.htaccess - Apache directory-level configuration file

Site error documents

Apache provides some bland error documents, but you are not restricted to using just these. You can provide your own and match them to your site's look.

What errors produce what

The following is a list of the Apache error numbers and what they relate to:

Successful Client Requests Client Request Errors Server Errors
201 Created 400 Bad Request 500 Internal Server Error
202 Accepted 401 Authorization Required 501 Not Implemented
203 Non-Authoritative Information 403 Forbidden 502 Bad Gateway
204 No Content 404 Not Found 503 Service Unavailable
205 Reset Content 405 Method Not Allowed 504 Gateway Timeout
206 Partial Content 406 Not Acceptable (encoding) 505 HTTP Version Not Supported
Client Request Redirected 407 Proxy Authentication Required  
300 Multiple Choices 408 Request Timed Out  
301 Moved Permanently 409 Conflicting Request  
302 Moved Temporarily 410 Gone  
303 See Other 411 Content Length Required  
304 Not Modified 412 Precondition Failed  
305 Use Proxy 413 Request Entity Too Long  
  414 Request URI Too Long  
  415 Unsupported Media Type  

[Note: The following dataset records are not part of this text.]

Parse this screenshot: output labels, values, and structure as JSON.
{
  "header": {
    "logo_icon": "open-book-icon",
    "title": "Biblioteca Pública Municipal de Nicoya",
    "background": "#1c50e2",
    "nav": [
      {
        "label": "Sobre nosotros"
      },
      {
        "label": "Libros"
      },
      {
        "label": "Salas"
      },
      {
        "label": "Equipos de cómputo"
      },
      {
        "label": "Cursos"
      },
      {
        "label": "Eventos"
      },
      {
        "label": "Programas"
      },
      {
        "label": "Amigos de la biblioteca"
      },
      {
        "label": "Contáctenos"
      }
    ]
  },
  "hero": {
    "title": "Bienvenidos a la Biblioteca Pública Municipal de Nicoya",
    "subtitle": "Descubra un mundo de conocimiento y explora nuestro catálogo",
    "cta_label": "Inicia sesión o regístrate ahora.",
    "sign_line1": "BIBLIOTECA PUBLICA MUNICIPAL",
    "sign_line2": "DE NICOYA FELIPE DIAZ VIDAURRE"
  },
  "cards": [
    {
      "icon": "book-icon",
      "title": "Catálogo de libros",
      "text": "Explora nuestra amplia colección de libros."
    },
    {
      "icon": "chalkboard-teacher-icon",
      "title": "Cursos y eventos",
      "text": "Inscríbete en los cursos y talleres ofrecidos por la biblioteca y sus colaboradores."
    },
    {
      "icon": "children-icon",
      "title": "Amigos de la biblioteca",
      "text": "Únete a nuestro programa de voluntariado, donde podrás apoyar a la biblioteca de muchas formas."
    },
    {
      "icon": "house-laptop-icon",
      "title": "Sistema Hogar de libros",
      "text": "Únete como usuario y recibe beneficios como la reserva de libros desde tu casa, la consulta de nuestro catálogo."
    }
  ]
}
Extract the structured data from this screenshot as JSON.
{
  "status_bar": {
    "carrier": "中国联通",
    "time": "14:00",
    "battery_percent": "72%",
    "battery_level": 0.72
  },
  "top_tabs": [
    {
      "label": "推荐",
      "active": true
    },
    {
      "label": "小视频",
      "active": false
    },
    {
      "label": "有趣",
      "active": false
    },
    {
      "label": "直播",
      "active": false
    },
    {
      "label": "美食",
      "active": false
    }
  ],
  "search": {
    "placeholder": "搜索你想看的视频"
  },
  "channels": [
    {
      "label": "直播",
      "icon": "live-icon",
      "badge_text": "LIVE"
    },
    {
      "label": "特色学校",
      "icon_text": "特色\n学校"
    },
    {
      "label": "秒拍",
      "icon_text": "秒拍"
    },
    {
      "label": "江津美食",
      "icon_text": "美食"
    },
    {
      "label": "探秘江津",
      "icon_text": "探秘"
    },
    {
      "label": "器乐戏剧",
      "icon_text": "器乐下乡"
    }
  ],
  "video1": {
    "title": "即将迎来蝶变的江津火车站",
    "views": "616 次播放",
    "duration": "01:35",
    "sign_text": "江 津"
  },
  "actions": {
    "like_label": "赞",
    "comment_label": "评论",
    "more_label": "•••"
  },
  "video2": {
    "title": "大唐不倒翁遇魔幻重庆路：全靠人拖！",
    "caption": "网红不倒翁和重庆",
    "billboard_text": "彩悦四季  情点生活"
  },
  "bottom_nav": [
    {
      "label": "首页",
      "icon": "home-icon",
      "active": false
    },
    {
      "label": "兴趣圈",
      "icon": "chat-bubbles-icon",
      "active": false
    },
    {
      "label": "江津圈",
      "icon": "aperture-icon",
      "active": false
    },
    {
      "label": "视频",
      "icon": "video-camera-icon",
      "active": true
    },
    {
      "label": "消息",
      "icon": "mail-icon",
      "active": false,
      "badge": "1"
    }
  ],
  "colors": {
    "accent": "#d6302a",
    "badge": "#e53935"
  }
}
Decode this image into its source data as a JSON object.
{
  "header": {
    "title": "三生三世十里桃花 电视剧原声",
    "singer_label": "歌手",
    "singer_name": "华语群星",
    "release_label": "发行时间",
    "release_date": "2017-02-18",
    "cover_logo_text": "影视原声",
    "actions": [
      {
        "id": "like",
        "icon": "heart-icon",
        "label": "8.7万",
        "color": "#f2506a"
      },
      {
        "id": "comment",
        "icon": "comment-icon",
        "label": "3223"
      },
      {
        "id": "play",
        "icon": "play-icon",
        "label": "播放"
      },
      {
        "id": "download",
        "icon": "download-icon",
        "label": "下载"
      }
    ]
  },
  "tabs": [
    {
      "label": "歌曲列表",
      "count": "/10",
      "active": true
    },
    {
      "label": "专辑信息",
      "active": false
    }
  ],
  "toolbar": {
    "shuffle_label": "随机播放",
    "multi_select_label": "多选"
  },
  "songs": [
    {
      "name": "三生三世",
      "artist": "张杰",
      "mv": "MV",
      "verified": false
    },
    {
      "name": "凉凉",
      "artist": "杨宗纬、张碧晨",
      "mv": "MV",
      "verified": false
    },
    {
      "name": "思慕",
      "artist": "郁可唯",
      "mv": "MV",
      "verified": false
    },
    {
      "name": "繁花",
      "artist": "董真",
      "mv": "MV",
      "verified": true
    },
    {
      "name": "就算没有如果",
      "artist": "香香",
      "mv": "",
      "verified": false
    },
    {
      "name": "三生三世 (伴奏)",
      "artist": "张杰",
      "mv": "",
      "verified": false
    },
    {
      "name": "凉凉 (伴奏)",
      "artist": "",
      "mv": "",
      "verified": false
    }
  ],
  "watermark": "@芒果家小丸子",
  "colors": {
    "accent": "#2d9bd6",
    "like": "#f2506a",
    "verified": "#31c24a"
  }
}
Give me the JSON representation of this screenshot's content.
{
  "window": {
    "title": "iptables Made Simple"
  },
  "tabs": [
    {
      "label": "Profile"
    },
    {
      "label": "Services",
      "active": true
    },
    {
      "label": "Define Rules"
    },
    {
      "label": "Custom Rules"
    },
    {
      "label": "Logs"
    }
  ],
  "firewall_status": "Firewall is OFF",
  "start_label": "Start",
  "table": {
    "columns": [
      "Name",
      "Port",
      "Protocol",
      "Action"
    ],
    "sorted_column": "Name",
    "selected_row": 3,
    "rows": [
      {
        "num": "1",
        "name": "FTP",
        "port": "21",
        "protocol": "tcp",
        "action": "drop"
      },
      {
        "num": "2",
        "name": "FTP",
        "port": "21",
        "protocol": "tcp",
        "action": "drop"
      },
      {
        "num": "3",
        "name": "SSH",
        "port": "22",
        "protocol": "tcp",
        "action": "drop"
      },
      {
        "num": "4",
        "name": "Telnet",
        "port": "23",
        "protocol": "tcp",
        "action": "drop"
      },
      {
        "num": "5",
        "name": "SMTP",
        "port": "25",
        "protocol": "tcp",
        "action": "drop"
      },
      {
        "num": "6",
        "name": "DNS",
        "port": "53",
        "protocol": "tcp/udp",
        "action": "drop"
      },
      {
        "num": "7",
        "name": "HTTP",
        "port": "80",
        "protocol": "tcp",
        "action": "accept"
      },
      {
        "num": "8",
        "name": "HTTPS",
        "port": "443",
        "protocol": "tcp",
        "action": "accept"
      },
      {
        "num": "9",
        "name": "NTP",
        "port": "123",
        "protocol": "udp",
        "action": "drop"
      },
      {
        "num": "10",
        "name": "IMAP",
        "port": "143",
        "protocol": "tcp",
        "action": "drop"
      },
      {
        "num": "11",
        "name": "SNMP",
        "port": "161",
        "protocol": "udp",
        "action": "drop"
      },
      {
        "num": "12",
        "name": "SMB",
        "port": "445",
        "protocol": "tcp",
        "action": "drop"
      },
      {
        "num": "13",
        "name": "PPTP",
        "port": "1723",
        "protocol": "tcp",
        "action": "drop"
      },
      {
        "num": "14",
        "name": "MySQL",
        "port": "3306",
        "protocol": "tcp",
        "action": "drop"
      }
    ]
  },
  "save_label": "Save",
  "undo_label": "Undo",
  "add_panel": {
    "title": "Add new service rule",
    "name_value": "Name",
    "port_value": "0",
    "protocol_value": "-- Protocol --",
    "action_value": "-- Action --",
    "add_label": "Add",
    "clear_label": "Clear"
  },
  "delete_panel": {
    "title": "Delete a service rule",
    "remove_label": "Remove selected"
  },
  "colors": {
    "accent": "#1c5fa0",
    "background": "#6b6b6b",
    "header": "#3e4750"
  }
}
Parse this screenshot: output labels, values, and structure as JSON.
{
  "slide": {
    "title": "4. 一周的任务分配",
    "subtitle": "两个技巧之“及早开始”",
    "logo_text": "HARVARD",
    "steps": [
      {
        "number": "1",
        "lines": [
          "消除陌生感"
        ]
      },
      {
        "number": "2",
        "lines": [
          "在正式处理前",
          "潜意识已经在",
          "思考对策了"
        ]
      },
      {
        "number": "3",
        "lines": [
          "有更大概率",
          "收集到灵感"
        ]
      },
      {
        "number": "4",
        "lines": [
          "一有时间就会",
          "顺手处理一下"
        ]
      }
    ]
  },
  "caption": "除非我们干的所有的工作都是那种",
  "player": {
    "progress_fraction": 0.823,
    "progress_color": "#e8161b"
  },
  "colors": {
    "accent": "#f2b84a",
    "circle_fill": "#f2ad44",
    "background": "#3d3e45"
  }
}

Note: There is no need to create error pages for all the above. The following are worth considering: 401, 403, 404 and 500

How to create customised error documents

Create a new Directory in your root directory (www) and name it errors. This will contain all the custom error pages you wish to display. For example, not_found.html will be displayed when a page cannot be found on your web site.

Now open the root .htaccess file (the one in your root directory www) and add the following line:

ErrorDocument 404 /errors/not_found.html

Save the file. The command ErrorDocument 404 will forward a user to the <root>/errors/not_found.html file when ever Apache produces the error 404.

Note 1: The files and directory can be named anything you like.
Note 2: You can use a full URL (as oppose to a virtual path) to your error file; for example:

If you create error pages for the above, your .htaccess file will look similar to this when using virtual paths:

  • ErrorDocument 401 /errors/auth_required.html
  • ErrorDocument 403 /errors/forbidden.html
  • ErrorDocument 404 /errors/not_found.html
  • ErrorDocument 500 /errors/server_error.html

Or look like similar to this if when using full URL paths:

  • ErrorDocument 401
  • ErrorDocument 403
  • ErrorDocument 404
  • ErrorDocument 500


The following shows a little more detail. First create the error page to be displayed:

Comment Code
  1. Create a new directory in www named errors.
  2. In this directory create a file named not_found.html 
  3. Add the code shown on the right.
  4. Save the file.
 <title>Not found</title>
    <p>Example of a <b>not found</b> page</p>

Add the command to htaccess:

Comment Code
  1. Navigate to the root directory www.
  2. Open the .htaccess file.
  3. Add the command shown on the right last line.
  4. Save the file.
# This file provides security for the server, limiting access to the localhost only.
# Comment to deactivate.

Order Deny,Allow
Deny from all
Allow from
Allow from ::1

# To allow execution of cgi scripts in this directory, uncomment the next two lines. 

AddHandler cgi-script .pl .cgi
Options +ExecCGI

# To unlock your server, comment the next 4 lines.
# Defaults: Username = admin; Password = userver

#AuthName "Uniform Server - Secure Server Access"
#AuthType Basic
#AuthUserFile /htpasswd/www/.htpasswd
#Require valid-user

ErrorDocument 404 /errors/not_found.html


  1. (Re)start the server.
  2. In the browser address bar, type http:/localhost/fred.html or some other file that does not exist.
  3. Apache will generate the error code 404 and redirect to your not_found.html page

Experiment with the ErrorDocument command and create a few other pages.